EXERCISE BRIEF >> Word for word, reproduce each entry.

***** INFORMATION PROVIDED *****

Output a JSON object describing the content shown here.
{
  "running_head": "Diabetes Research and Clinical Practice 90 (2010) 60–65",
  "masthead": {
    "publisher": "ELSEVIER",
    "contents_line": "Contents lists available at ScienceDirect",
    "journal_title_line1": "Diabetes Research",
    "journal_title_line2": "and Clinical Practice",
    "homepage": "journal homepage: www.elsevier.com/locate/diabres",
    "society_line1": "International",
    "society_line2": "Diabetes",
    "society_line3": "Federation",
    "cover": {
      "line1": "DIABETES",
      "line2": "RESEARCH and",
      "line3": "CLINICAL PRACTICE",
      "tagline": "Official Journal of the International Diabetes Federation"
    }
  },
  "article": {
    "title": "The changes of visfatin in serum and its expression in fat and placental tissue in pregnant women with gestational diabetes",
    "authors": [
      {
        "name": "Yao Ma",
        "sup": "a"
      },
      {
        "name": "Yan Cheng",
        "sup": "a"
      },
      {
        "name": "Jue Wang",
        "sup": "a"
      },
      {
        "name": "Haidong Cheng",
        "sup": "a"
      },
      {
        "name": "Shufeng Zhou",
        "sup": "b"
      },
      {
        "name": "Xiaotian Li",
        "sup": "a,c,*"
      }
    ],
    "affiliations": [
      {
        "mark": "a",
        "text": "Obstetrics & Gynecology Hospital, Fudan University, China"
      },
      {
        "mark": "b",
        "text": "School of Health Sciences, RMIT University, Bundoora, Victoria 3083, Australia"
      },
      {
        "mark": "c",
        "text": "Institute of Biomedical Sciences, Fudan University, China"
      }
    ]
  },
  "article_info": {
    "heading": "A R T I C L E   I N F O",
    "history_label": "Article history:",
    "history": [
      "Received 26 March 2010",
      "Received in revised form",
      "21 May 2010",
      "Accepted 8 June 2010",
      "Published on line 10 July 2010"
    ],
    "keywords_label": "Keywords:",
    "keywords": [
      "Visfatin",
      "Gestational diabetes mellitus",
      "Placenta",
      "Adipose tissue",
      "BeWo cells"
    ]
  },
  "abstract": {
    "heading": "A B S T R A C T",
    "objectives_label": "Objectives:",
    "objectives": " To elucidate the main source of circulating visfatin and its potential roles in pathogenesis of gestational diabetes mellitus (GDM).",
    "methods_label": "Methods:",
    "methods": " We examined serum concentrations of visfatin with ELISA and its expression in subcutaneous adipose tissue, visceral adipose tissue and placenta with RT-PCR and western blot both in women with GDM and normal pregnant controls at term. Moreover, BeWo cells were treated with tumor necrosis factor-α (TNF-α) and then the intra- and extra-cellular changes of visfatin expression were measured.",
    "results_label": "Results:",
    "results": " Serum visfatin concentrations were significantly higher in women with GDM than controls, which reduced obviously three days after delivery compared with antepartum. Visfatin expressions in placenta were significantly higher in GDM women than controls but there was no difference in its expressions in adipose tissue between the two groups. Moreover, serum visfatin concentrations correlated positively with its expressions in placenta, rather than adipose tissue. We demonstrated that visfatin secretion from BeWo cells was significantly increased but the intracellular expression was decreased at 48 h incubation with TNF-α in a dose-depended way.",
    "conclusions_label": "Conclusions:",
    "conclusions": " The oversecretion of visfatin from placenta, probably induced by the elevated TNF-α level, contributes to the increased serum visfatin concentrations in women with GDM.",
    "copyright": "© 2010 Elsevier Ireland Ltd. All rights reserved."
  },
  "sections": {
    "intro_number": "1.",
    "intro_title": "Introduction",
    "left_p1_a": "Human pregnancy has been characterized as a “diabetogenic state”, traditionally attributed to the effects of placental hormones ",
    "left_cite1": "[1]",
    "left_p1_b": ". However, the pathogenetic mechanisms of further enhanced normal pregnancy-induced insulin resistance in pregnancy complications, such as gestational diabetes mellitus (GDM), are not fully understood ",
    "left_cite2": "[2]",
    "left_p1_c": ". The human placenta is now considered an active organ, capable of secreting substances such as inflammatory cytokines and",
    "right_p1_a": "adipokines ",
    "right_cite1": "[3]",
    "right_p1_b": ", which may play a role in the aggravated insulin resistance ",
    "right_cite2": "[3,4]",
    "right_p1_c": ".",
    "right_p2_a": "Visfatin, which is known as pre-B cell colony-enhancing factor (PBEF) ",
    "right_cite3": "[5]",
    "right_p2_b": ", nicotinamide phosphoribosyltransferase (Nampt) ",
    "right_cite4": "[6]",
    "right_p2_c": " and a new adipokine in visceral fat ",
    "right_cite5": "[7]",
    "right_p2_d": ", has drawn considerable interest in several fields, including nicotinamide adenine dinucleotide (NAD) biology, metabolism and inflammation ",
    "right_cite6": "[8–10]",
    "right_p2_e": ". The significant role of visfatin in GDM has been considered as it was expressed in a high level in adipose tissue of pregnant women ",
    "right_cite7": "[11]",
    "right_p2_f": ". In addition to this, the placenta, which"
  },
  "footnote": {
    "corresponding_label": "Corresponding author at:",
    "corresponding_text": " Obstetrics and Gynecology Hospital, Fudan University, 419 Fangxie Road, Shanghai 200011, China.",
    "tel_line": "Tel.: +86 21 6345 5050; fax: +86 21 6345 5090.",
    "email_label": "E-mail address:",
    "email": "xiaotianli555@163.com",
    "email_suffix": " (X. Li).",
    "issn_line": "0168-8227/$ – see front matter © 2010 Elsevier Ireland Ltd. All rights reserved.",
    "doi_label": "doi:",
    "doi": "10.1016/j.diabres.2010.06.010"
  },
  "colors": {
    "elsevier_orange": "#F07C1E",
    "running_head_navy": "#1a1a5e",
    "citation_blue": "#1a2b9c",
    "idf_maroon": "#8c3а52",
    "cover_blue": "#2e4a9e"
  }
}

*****

YOUR SOLUTION >>
Output a JSON object describing the content shown here.
{
  "running_head": "Diabetes Research and Clinical Practice 90 (2010) 60–65",
  "masthead": {
    "publisher": "ELSEVIER",
    "contents_line": "Contents lists available at ScienceDirect",
    "journal_title_line1": "Diabetes Research",
    "journal_title_line2": "and Clinical Practice",
    "homepage": "journal homepage: www.elsevier.com/locate/diabres",
    "society_line1": "International",
    "society_line2": "Diabetes",
    "society_line3": "Federation",
    "cover": {
      "line1": "DIABETES",
      "line2": "RESEARCH and",
      "line3": "CLINICAL PRACTICE",
      "tagline": "Official Journal of the International Diabetes Federation"
    }
  },
  "article": {
    "title": "The changes of visfatin in serum and its expression in fat and placental tissue in pregnant women with gestational diabetes",
    "authors": [
      {
        "name": "Yao Ma",
        "sup": "a"
      },
      {
        "name": "Yan Cheng",
        "sup": "a"
      },
      {
        "name": "Jue Wang",
        "sup": "a"
      },
      {
        "name": "Haidong Cheng",
        "sup": "a"
      },
      {
        "name": "Shufeng Zhou",
        "sup": "b"
      },
      {
        "name": "Xiaotian Li",
        "sup": "a,c,*"
      }
    ],
    "affiliations": [
      {
        "mark": "a",
        "text": "Obstetrics & Gynecology Hospital, Fudan University, China"
      },
      {
        "mark": "b",
        "text": "School of Health Sciences, RMIT University, Bundoora, Victoria 3083, Australia"
      },
      {
        "mark": "c",
        "text": "Institute of Biomedical Sciences, Fudan University, China"
      }
    ]
  },
  "article_info": {
    "heading": "A R T I C L E   I N F O",
    "history_label": "Article history:",
    "history": [
      "Received 26 March 2010",
      "Received in revised form",
      "21 May 2010",
      "Accepted 8 June 2010",
      "Published on line 10 July 2010"
    ],
    "keywords_label": "Keywords:",
    "keywords": [
      "Visfatin",
      "Gestational diabetes mellitus",
      "Placenta",
      "Adipose tissue",
      "BeWo cells"
    ]
  },
  "abstract": {
    "heading": "A B S T R A C T",
    "objectives_label": "Objectives:",
    "objectives": " To elucidate the main source of circulating visfatin and its potential roles in pathogenesis of gestational diabetes mellitus (GDM).",
    "methods_label": "Methods:",
    "methods": " We examined serum concentrations of visfatin with ELISA and its expression in subcutaneous adipose tissue, visceral adipose tissue and placenta with RT-PCR and western blot both in women with GDM and normal pregnant controls at term. Moreover, BeWo cells were treated with tumor necrosis factor-α (TNF-α) and then the intra- and extra-cellular changes of visfatin expression were measured.",
    "results_label": "Results:",
    "results": " Serum visfatin concentrations were significantly higher in women with GDM than controls, which reduced obviously three days after delivery compared with antepartum. Visfatin expressions in placenta were significantly higher in GDM women than controls but there was no difference in its expressions in adipose tissue between the two groups. Moreover, serum visfatin concentrations correlated positively with its expressions in placenta, rather than adipose tissue. We demonstrated that visfatin secretion from BeWo cells was significantly increased but the intracellular expression was decreased at 48 h incubation with TNF-α in a dose-depended way.",
    "conclusions_label": "Conclusions:",
    "conclusions": " The oversecretion of visfatin from placenta, probably induced by the elevated TNF-α level, contributes to the increased serum visfatin concentrations in women with GDM.",
    "copyright": "© 2010 Elsevier Ireland Ltd. All rights reserved."
  },
  "sections": {
    "intro_number": "1.",
    "intro_title": "Introduction",
    "left_p1_a": "Human pregnancy has been characterized as a “diabetogenic state”, traditionally attributed to the effects of placental hormones ",
    "left_cite1": "[1]",
    "left_p1_b": ". However, the pathogenetic mechanisms of further enhanced normal pregnancy-induced insulin resistance in pregnancy complications, such as gestational diabetes mellitus (GDM), are not fully understood ",
    "left_cite2": "[2]",
    "left_p1_c": ". The human placenta is now considered an active organ, capable of secreting substances such as inflammatory cytokines and",
    "right_p1_a": "adipokines ",
    "right_cite1": "[3]",
    "right_p1_b": ", which may play a role in the aggravated insulin resistance ",
    "right_cite2": "[3,4]",
    "right_p1_c": ".",
    "right_p2_a": "Visfatin, which is known as pre-B cell colony-enhancing factor (PBEF) ",
    "right_cite3": "[5]",
    "right_p2_b": ", nicotinamide phosphoribosyltransferase (Nampt) ",
    "right_cite4": "[6]",
    "right_p2_c": " and a new adipokine in visceral fat ",
    "right_cite5": "[7]",
    "right_p2_d": ", has drawn considerable interest in several fields, including nicotinamide adenine dinucleotide (NAD) biology, metabolism and inflammation ",
    "right_cite6": "[8–10]",
    "right_p2_e": ". The significant role of visfatin in GDM has been considered as it was expressed in a high level in adipose tissue of pregnant women ",
    "right_cite7": "[11]",
    "right_p2_f": ". In addition to this, the placenta, which"
  },
  "footnote": {
    "corresponding_label": "Corresponding author at:",
    "corresponding_text": " Obstetrics and Gynecology Hospital, Fudan University, 419 Fangxie Road, Shanghai 200011, China.",
    "tel_line": "Tel.: +86 21 6345 5050; fax: +86 21 6345 5090.",
    "email_label": "E-mail address:",
    "email": "xiaotianli555@163.com",
    "email_suffix": " (X. Li).",
    "issn_line": "0168-8227/$ – see front matter © 2010 Elsevier Ireland Ltd. All rights reserved.",
    "doi_label": "doi:",
    "doi": "10.1016/j.diabres.2010.06.010"
  },
  "colors": {
    "elsevier_orange": "#F07C1E",
    "running_head_navy": "#1a1a5e",
    "citation_blue": "#1a2b9c",
    "idf_maroon": "#8c3а52",
    "cover_blue": "#2e4a9e"
  }
}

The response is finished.